• _AIM OF THE TASK_
Keep each line of the material that includes "Karen", and leave out the rest.

• _MATERIAL FOR THIS TASK_
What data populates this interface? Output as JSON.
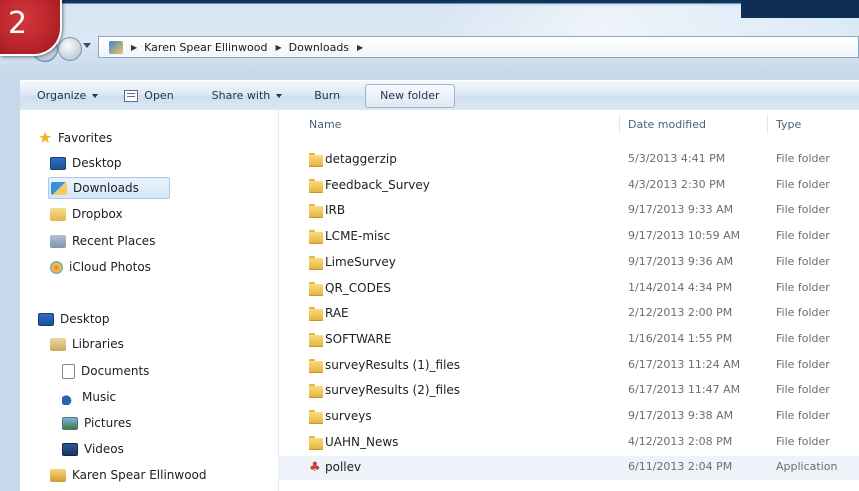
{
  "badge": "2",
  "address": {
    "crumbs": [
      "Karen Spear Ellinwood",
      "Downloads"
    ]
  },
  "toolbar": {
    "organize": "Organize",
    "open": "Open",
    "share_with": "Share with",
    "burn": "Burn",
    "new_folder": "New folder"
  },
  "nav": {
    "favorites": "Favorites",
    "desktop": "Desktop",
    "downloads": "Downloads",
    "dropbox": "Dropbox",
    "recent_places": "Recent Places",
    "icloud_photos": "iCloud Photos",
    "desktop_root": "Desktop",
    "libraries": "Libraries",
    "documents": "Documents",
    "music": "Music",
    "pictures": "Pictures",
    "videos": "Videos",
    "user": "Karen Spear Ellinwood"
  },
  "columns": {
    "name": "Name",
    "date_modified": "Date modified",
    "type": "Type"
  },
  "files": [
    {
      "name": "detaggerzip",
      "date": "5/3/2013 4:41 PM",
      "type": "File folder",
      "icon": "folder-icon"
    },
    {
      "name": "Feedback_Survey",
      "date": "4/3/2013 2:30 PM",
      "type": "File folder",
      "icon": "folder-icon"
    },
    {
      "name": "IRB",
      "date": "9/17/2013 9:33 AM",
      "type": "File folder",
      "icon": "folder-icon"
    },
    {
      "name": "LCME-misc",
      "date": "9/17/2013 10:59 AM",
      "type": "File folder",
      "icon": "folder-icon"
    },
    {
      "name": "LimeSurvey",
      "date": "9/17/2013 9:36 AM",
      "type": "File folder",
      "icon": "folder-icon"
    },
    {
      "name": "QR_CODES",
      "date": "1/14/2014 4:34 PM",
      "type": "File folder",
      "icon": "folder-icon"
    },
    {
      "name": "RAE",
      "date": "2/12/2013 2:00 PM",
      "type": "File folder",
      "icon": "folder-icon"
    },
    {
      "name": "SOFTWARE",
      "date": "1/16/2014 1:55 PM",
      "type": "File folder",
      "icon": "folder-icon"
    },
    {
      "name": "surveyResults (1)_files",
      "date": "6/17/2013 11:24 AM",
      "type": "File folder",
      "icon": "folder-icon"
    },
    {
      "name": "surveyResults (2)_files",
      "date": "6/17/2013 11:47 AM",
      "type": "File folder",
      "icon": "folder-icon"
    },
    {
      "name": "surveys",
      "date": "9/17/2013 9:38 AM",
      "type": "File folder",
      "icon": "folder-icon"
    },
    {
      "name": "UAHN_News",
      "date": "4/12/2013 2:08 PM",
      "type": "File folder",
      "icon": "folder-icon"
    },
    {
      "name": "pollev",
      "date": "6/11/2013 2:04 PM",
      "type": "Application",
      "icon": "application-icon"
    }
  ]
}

• _THE COMPLETED TASK_
      "Karen Spear Ellinwood",
    "user": "Karen Spear Ellinwood"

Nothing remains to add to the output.